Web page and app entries

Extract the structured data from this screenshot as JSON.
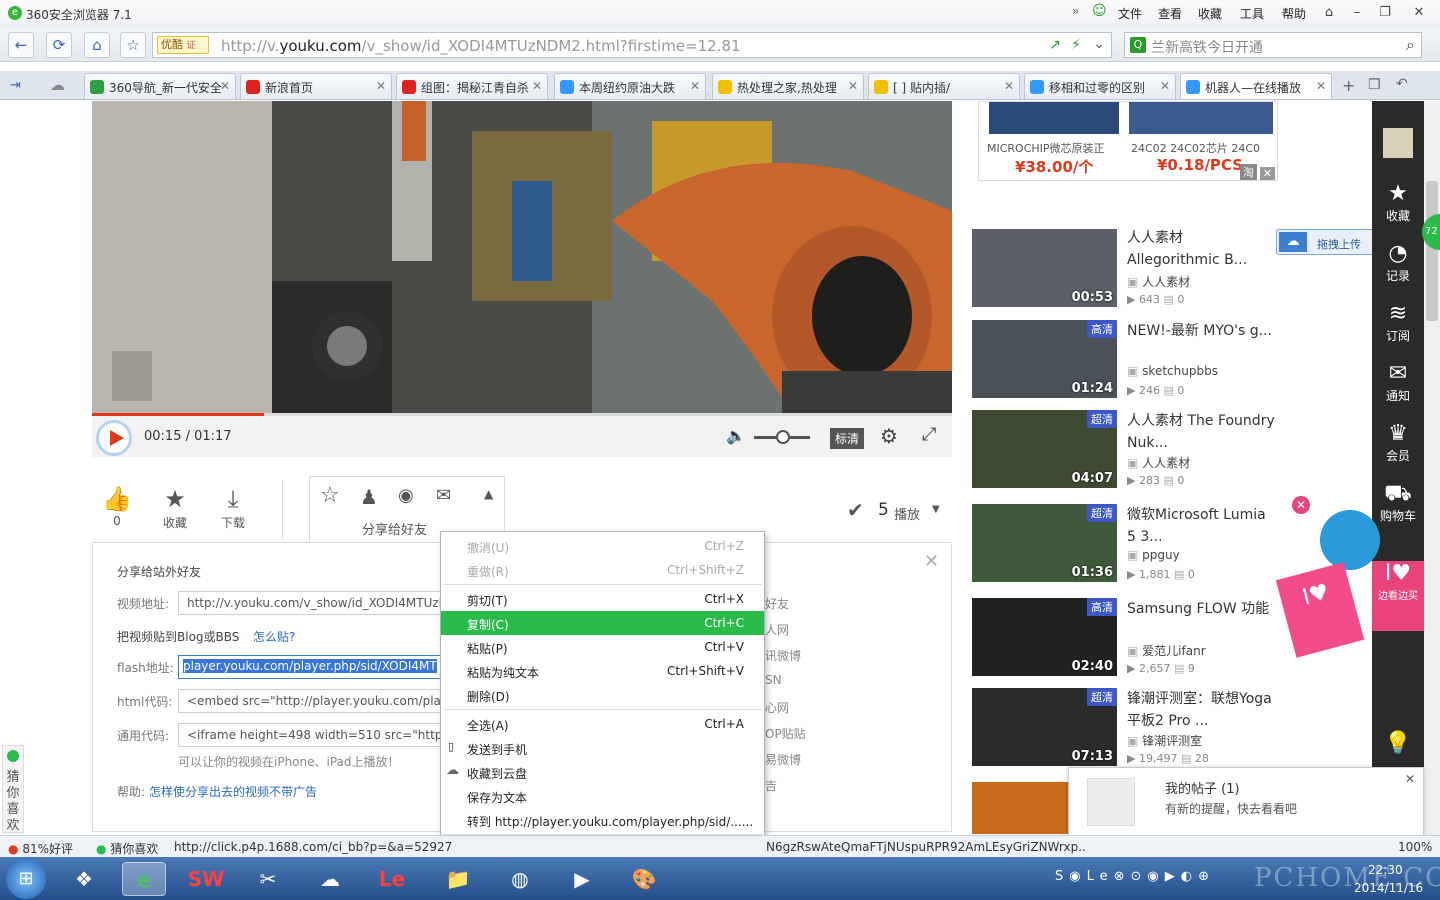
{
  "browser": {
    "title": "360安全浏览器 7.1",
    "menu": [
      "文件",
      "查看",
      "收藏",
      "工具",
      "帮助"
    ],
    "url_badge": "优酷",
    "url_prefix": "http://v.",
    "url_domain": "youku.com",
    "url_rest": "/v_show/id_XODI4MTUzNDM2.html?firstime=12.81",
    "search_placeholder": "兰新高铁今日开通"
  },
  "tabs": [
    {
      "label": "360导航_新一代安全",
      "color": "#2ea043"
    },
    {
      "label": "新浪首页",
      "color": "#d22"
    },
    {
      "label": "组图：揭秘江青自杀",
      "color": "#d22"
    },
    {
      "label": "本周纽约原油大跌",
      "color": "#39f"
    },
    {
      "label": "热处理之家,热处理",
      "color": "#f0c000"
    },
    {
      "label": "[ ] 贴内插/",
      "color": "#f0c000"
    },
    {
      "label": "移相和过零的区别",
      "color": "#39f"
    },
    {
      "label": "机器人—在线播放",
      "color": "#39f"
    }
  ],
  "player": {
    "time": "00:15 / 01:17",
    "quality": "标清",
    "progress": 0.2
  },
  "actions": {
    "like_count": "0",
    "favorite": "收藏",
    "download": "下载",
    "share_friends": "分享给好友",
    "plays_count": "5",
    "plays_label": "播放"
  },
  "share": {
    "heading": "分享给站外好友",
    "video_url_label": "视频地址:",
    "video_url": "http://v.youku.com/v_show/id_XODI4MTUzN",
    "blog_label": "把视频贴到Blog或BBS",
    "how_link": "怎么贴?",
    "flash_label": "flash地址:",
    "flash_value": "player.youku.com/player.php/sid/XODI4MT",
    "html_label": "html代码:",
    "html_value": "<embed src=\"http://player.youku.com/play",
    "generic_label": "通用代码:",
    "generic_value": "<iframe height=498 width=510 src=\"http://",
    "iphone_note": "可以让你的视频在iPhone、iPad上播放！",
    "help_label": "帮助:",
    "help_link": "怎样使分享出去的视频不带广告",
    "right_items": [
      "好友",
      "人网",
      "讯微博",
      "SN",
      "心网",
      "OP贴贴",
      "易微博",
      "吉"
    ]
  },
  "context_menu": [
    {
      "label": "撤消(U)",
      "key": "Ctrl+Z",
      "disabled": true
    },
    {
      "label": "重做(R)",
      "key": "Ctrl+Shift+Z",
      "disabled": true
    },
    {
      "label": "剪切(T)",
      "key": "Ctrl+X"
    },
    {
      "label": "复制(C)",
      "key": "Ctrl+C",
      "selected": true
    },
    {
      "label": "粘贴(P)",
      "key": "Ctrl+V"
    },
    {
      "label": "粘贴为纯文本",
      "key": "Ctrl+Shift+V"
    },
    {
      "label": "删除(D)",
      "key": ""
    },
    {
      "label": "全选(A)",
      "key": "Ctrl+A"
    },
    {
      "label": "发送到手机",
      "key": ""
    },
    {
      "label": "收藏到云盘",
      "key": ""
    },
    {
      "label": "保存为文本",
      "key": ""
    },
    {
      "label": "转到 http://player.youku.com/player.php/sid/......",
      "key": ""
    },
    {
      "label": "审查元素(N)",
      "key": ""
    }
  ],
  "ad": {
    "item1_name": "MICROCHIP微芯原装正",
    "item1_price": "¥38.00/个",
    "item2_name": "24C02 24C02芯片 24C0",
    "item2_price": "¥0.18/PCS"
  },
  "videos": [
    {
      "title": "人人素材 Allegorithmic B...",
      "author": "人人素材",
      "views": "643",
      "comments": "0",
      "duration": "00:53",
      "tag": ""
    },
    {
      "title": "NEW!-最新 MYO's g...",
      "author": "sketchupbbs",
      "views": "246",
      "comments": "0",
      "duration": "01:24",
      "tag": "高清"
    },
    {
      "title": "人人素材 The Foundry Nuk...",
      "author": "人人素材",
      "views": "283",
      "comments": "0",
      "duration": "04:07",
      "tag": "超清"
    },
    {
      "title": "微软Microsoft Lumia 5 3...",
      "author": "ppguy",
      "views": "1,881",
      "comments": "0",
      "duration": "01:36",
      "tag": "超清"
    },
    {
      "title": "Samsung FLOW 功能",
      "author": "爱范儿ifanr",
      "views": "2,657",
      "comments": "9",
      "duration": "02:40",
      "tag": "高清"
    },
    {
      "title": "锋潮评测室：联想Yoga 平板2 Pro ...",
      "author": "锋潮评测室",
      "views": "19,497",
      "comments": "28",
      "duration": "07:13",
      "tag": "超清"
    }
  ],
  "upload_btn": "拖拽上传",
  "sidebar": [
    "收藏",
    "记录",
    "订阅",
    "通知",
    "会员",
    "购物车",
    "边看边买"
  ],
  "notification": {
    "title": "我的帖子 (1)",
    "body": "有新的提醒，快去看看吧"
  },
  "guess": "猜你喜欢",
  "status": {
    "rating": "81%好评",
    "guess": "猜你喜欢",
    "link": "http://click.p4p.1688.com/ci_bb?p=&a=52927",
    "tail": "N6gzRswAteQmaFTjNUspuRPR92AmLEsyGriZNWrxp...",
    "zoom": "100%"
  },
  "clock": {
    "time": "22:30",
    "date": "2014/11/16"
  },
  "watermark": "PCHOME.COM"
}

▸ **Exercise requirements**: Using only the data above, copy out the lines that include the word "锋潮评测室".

▸ **Your solution**:
      "title": "锋潮评测室：联想Yoga 平板2 Pro ...",
      "author": "锋潮评测室",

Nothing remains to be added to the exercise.